Working Relationship

The agreement between the dancer and the club stated that the dancer was self-employed.   She was not required to work a set number of nights per week in the club but worked on a rota basis.  She could dance at other establishments when she was not rostered to dance at the club. She was paid through a voucher system, whereby the customers used vouchers for tipping dancers and the club then converted the vouchers collected into money for the dancers.  The dancer did not receive sick pay, holiday pay or any other benefits.  

However, the club made certain deductions from the money she earned, including a commission fee, a tip out fee and house fines. In addition, she was not allowed to sub-contract her work.  “House Rules” applied to the dancer, which included being required to give compulsory free dances and being fined for not doing so.

Tests Applied

In the first instance, the UK Employment Tribunal decided that she was an independent contractor. This was appealed by the dancer to the UK Employment Appeals Tribunal which decided that she was an employee. Stringfellows appealed this decision to the Court of Appeal and it was decided that she was an independent contractor. The Court of Appeal noted that the status of a worker is determined by an assessment of all the relevant facts. It is not enough to rely upon what is expressed in an agreement. In particular, it noted that the club did not pay the dancer. She was paid by the customers. She took the risk that she could be out of pocket after the club’s deductions were made from the money she earned. This element of financial risk and the fact that she did not receive any sick pay, holiday pay or benefits, indicated that she was self-employed.
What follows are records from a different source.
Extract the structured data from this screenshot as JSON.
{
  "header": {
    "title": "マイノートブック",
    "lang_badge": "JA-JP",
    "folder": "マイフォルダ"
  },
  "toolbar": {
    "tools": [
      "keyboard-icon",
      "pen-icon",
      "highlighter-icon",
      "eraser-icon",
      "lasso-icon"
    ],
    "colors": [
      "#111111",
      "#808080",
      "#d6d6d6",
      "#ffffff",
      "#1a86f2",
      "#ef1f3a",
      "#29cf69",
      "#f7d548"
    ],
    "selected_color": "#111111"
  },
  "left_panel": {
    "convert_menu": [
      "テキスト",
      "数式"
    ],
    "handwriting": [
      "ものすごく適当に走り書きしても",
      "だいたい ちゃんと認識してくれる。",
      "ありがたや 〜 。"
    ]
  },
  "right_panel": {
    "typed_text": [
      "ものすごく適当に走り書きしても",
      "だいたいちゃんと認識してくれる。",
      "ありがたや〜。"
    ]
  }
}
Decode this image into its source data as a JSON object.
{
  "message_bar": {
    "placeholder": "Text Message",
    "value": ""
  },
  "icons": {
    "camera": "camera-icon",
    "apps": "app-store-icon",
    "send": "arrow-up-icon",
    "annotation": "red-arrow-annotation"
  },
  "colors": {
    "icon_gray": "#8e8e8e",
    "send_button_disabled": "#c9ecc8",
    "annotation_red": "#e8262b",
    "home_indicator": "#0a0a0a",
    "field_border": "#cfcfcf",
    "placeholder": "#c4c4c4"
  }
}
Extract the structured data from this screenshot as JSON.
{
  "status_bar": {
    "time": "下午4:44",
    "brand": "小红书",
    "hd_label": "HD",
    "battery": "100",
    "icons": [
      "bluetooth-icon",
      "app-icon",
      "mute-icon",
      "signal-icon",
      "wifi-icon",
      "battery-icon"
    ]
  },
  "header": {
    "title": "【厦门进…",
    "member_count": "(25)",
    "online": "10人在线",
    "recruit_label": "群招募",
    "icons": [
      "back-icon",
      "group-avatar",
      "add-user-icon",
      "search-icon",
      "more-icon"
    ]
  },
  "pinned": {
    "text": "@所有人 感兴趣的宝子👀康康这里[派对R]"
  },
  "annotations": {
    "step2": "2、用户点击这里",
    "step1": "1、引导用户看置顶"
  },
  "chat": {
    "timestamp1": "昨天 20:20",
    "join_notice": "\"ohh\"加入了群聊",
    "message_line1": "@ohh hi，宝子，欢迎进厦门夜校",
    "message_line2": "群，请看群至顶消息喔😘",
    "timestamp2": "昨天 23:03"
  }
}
The law in Ireland is similar to the law in the UK regarding the tests used to determine the status of a worker. This case serves as a reminder that it is not enough for employers to rely on the status given to a worker in an agreement. There are many tests to determine if a worker is an employee and the Courts and Tribunals will examine in detail the working relationship between the parties when applying these tests. It is important for employers to understand whether a worker is an employee as this will have legal and tax implications.